Jason Victor Serinus -
Digital Front End:
Sony 707ES transport modified by Alexander Peychev of APL Hi-Fi
Theta Gen VIII DAC/Preamp
Theta Carmen II transport (on loan from Theta)
Jadis DA-7 Luxe
Talon Khorus X speakers MK. II (with latest modifications and Bybee filters
on woofers and tweeters)
Rocket UFW-10 subwoofer
Nordost Valhalla single-ended and balanced interconnects and balanced
Nordost Valhalla bi-wired speaker cable
Nordost Silver Shadow digital interconnect for DVD-V
Nordost Valhalla Power Cables
Elrod EPS-2 Signature
Also on hand and sometimes used:
Interconnects: WireWorld Gold Eclipse 5 and Gold Starlight 5 digital,
Harmonic Tech Magic One, Acoustic Zen Silver Reference II balanced, and
Nirvana BNC-terminated digital.
Power cables: Elrod EPS Signature 2 and 3 plus EPS 1, 2, and 3; WireWorld
Silver Electra 5, PS Audio X-treme Statement, Harmonic Tech, and AudioPrism
PS Audio P600 Power Plant power synthesizer with MultiWave II
PS Audio Ultimate Outlet; PS Audio Power Ports
Ganymede ball bearing supports under all components and speakers
Michael Green Deluxe Ultrarack, Basic Racks and Corner Tunes
Shakti stones on amp, Theta, and transport
Stillpoints ERS EMI/RFI sheets on most components
Bedini Dual Beam Ultraclarifier, Audioprism CD Stoplight,
Marigo Signature Mat for use atop CDs, Ayre demagnetizing CD and the
original Sheffield/XLO demagnetizing and break-in CD.
25.5’ deep, 37’ wide opposite the speakers, 21.5’ wide in the listening
area. Ceilings are 9’2” high with heavy wooden cross-beams. Floors hardwood

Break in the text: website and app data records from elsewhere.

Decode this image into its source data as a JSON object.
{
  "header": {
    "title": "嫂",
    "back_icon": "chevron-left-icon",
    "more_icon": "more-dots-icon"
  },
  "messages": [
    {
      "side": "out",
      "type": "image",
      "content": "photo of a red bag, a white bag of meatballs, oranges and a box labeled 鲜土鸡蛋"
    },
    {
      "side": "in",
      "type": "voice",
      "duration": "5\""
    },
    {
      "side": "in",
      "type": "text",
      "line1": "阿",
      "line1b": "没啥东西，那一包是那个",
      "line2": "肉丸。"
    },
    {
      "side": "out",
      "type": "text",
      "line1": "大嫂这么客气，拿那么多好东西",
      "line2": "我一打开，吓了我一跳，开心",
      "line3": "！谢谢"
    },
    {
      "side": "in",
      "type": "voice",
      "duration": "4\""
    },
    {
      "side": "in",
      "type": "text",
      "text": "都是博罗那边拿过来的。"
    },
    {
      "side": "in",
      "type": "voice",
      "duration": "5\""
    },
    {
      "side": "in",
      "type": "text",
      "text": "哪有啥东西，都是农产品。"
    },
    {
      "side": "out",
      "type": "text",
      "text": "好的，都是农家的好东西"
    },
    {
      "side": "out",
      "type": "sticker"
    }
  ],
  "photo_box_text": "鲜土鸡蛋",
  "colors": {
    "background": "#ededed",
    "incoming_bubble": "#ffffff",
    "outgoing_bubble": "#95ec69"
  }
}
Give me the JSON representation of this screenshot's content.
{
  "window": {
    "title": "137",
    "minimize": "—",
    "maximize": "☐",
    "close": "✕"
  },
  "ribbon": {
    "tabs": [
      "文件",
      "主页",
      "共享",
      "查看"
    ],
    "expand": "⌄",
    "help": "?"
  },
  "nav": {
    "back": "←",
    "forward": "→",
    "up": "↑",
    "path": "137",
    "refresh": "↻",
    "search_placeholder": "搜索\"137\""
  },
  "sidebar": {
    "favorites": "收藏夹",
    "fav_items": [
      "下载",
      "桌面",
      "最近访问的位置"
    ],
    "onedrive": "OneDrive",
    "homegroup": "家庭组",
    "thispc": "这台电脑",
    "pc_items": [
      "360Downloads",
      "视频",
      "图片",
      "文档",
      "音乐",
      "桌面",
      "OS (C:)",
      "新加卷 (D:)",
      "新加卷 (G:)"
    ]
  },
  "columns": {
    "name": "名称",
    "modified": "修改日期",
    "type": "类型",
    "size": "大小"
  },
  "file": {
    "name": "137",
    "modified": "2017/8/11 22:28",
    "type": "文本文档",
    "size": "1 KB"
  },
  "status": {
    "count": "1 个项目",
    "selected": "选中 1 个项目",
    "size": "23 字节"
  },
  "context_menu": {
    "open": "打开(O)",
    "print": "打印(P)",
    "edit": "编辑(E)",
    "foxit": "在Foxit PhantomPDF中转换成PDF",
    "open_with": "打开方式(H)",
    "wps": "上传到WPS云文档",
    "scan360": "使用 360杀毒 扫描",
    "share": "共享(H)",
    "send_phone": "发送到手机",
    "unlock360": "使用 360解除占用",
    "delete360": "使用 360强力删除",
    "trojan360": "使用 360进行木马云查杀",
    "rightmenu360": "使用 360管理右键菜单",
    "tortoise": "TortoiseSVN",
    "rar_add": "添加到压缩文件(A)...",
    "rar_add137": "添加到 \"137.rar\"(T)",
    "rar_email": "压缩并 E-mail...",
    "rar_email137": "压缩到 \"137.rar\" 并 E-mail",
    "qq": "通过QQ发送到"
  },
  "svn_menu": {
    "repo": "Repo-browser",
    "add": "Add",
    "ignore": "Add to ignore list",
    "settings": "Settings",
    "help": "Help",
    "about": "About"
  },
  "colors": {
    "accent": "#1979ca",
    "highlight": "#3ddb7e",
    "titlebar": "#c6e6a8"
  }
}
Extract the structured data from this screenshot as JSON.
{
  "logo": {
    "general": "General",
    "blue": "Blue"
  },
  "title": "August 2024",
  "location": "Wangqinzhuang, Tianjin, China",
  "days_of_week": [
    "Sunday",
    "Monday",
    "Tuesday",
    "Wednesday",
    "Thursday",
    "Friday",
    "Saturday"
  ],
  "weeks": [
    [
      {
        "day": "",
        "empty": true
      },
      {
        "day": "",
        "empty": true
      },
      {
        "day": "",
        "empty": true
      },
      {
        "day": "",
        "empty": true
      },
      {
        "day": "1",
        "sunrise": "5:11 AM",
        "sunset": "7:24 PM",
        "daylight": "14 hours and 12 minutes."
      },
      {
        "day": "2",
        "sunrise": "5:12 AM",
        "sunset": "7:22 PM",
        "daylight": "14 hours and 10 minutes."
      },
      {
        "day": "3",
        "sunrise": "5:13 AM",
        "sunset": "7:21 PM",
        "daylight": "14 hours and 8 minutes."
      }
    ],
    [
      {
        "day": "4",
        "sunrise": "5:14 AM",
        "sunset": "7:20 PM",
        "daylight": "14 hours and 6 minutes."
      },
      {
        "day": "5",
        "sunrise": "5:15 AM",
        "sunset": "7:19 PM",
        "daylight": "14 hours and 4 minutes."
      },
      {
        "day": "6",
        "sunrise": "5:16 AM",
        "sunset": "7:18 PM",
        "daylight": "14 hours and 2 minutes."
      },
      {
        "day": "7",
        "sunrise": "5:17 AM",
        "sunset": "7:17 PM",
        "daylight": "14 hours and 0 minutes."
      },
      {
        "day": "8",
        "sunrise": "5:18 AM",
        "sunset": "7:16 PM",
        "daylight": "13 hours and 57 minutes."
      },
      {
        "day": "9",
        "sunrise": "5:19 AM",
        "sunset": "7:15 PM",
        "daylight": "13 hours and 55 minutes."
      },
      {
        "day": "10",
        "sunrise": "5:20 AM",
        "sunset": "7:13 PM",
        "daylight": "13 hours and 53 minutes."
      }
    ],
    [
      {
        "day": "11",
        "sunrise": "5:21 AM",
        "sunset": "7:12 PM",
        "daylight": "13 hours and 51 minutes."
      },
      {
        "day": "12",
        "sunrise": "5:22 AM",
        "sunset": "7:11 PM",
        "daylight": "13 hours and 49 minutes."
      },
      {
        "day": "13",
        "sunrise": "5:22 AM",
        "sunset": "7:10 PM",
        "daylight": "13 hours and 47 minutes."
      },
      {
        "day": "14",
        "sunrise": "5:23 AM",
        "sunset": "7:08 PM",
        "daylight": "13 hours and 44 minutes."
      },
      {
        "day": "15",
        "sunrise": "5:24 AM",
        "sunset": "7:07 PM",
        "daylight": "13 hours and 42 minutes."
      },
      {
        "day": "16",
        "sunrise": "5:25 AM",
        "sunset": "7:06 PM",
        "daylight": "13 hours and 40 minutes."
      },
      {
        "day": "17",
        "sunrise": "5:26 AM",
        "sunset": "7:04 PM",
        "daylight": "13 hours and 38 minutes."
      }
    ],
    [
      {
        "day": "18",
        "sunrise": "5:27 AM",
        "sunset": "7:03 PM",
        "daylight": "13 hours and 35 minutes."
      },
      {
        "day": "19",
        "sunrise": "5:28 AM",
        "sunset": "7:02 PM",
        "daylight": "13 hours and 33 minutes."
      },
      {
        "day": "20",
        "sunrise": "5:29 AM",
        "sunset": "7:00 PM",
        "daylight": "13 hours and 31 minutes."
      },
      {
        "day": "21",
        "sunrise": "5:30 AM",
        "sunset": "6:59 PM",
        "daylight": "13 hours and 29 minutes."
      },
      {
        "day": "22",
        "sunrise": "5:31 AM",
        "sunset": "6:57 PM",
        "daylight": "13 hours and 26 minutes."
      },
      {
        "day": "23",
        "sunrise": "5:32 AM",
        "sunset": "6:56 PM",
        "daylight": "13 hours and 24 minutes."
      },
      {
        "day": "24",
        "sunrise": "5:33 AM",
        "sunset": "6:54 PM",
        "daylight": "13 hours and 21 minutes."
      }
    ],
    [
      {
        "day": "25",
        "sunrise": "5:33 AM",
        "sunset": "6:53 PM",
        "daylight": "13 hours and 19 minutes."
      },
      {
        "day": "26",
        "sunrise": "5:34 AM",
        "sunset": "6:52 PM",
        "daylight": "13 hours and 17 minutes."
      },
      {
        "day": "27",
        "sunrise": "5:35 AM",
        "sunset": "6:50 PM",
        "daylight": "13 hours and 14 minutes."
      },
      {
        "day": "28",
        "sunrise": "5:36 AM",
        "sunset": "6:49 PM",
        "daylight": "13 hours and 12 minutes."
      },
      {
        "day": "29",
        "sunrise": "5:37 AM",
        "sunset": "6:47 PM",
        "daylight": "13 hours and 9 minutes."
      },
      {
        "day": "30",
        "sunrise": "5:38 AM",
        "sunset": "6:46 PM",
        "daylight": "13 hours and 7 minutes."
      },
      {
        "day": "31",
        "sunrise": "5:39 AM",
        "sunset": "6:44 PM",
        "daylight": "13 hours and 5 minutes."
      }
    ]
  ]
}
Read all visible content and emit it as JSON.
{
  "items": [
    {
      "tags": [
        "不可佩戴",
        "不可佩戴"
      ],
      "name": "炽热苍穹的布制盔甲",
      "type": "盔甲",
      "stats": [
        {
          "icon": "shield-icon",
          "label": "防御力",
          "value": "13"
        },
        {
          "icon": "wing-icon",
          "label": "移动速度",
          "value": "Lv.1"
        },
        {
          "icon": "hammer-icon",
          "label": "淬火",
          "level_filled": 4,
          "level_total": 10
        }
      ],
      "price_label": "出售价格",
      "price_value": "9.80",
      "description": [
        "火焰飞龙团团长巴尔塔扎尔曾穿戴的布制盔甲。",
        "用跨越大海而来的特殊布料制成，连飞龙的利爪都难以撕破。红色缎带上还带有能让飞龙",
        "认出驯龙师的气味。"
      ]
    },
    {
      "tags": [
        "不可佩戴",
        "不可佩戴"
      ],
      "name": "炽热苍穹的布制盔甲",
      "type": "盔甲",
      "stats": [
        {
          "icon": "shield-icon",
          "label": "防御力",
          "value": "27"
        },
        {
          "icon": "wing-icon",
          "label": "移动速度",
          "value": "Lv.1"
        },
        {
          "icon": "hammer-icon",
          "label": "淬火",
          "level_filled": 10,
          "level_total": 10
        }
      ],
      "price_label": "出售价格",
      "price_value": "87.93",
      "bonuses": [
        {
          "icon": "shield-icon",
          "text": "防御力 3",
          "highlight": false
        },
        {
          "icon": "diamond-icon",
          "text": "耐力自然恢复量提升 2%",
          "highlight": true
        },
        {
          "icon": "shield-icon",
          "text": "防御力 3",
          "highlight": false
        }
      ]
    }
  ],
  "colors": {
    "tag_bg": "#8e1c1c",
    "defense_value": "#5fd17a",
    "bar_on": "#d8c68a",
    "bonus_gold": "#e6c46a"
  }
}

and carpet. Walls are a combination of plaster and wood. There is a large
opening to the right of the right speaker